Collection entries:
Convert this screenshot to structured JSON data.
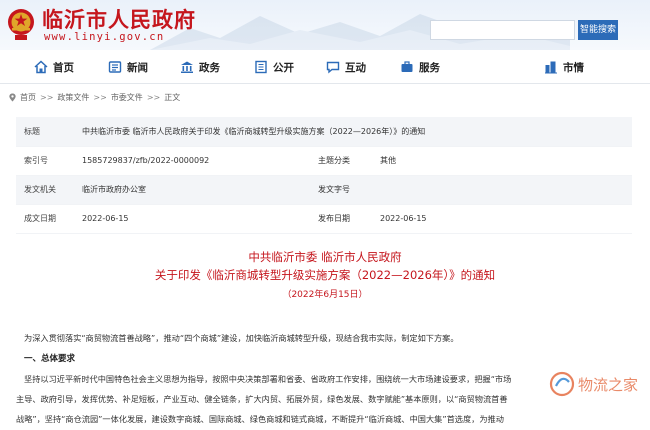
{
  "header": {
    "site_title": "临沂市人民政府",
    "site_url": "www.linyi.gov.cn",
    "search_placeholder": "",
    "search_button": "智能搜索"
  },
  "nav": [
    {
      "label": "首页",
      "icon": "home-icon"
    },
    {
      "label": "新闻",
      "icon": "news-icon"
    },
    {
      "label": "政务",
      "icon": "government-icon"
    },
    {
      "label": "公开",
      "icon": "disclosure-icon"
    },
    {
      "label": "互动",
      "icon": "interaction-icon"
    },
    {
      "label": "服务",
      "icon": "service-icon"
    },
    {
      "label": "市情",
      "icon": "city-info-icon"
    }
  ],
  "breadcrumb": [
    "首页",
    "政策文件",
    "市委文件",
    "正文"
  ],
  "meta": {
    "title_label": "标题",
    "title_value": "中共临沂市委 临沂市人民政府关于印发《临沂商城转型升级实施方案（2022—2026年）》的通知",
    "index_label": "索引号",
    "index_value": "1585729837/zfb/2022-0000092",
    "topic_label": "主题分类",
    "topic_value": "其他",
    "issuer_label": "发文机关",
    "issuer_value": "临沂市政府办公室",
    "docno_label": "发文字号",
    "docno_value": "",
    "created_label": "成文日期",
    "created_value": "2022-06-15",
    "published_label": "发布日期",
    "published_value": "2022-06-15"
  },
  "article": {
    "title_line1": "中共临沂市委  临沂市人民政府",
    "title_line2": "关于印发《临沂商城转型升级实施方案（2022—2026年）》的通知",
    "date": "（2022年6月15日）",
    "intro": "为深入贯彻落实“商贸物流首善战略”，推动“四个商城”建设，加快临沂商城转型升级，现结合我市实际，制定如下方案。",
    "section1": "一、总体要求",
    "p1_line1": "坚持以习近平新时代中国特色社会主义思想为指导，按照中央决策部署和省委、省政府工作安排，围绕统一大市场建设要求，把握“市场",
    "p1_line2": "主导、政府引导，发挥优势、补足短板，产业互动、健全链条，扩大内贸、拓展外贸，绿色发展、数字赋能”基本原则，以“商贸物流首善",
    "p1_line3": "战略”，坚持“商仓流园”一体化发展，建设数字商城、国际商城、绿色商城和链式商城，不断提升“临沂商城、中国大集”首选度，为推动"
  },
  "watermark": "物流之家",
  "colors": {
    "brand_red": "#c5161d",
    "nav_blue": "#2c6bb8"
  }
}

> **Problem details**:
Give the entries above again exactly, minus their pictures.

> **Solution to this exercise**:
Convert this screenshot to structured JSON data.
{
  "header": {
    "site_title": "临沂市人民政府",
    "site_url": "www.linyi.gov.cn",
    "search_placeholder": "",
    "search_button": "智能搜索"
  },
  "nav": [
    {
      "label": "首页",
      "icon": "home-icon"
    },
    {
      "label": "新闻",
      "icon": "news-icon"
    },
    {
      "label": "政务",
      "icon": "government-icon"
    },
    {
      "label": "公开",
      "icon": "disclosure-icon"
    },
    {
      "label": "互动",
      "icon": "interaction-icon"
    },
    {
      "label": "服务",
      "icon": "service-icon"
    },
    {
      "label": "市情",
      "icon": "city-info-icon"
    }
  ],
  "breadcrumb": [
    "首页",
    "政策文件",
    "市委文件",
    "正文"
  ],
  "meta": {
    "title_label": "标题",
    "title_value": "中共临沂市委 临沂市人民政府关于印发《临沂商城转型升级实施方案（2022—2026年）》的通知",
    "index_label": "索引号",
    "index_value": "1585729837/zfb/2022-0000092",
    "topic_label": "主题分类",
    "topic_value": "其他",
    "issuer_label": "发文机关",
    "issuer_value": "临沂市政府办公室",
    "docno_label": "发文字号",
    "docno_value": "",
    "created_label": "成文日期",
    "created_value": "2022-06-15",
    "published_label": "发布日期",
    "published_value": "2022-06-15"
  },
  "article": {
    "title_line1": "中共临沂市委  临沂市人民政府",
    "title_line2": "关于印发《临沂商城转型升级实施方案（2022—2026年）》的通知",
    "date": "（2022年6月15日）",
    "intro": "为深入贯彻落实“商贸物流首善战略”，推动“四个商城”建设，加快临沂商城转型升级，现结合我市实际，制定如下方案。",
    "section1": "一、总体要求",
    "p1_line1": "坚持以习近平新时代中国特色社会主义思想为指导，按照中央决策部署和省委、省政府工作安排，围绕统一大市场建设要求，把握“市场",
    "p1_line2": "主导、政府引导，发挥优势、补足短板，产业互动、健全链条，扩大内贸、拓展外贸，绿色发展、数字赋能”基本原则，以“商贸物流首善",
    "p1_line3": "战略”，坚持“商仓流园”一体化发展，建设数字商城、国际商城、绿色商城和链式商城，不断提升“临沂商城、中国大集”首选度，为推动"
  },
  "watermark": "物流之家",
  "colors": {
    "brand_red": "#c5161d",
    "nav_blue": "#2c6bb8"
  }
}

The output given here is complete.